Salmon and other anadromous species (part of their life cycle is in fresh water, part is in salt water) are getting hammered from two directions, with dams and pollution and competition from bass and other problems making it hard to hatch in rivers, and warming, acified seas making ithard to grown and thrive inoceans.
The result, not surprisingly, is that their numbers are falling. The annual State of Wild Atlantic Salmon Report says that the number of salmon that returned to rivers in Maine and eastern Canada was among the lowest in the 49-year history of the study.
Throughout North America, freshwater habitat has been degraded by dams, industrial forestry, large-scale agriculture, and invasive species, making rivers less resilient to climate change. In bays and estuaries where open net pen salmon aquaculture is present, young salmon are exposed to intense concentrations of sea-lice and infectious agents.

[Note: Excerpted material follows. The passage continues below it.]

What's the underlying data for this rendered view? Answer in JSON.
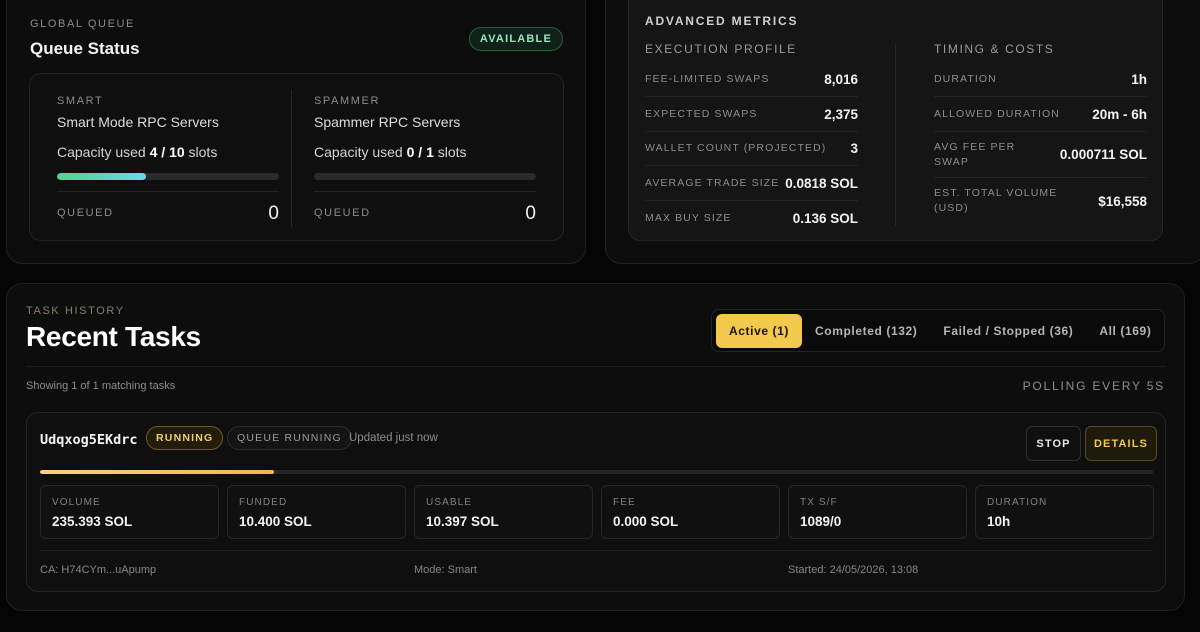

By-catch in commercial fisheries persists and surging predator populations are wreaking havoc on vulnerable species.
“The combined effect is that fewer juvenile salmon parr are living to become smolt, and fewer smolt are making it successfully to their ocean feeding grounds.”
New Hampshire stopped efforts to bring salmon back to the Merrimack and Connecticut rivers several years ago, concentrating instead on herring and shad. Here’s a story from 2018.
The salmon report can be read here.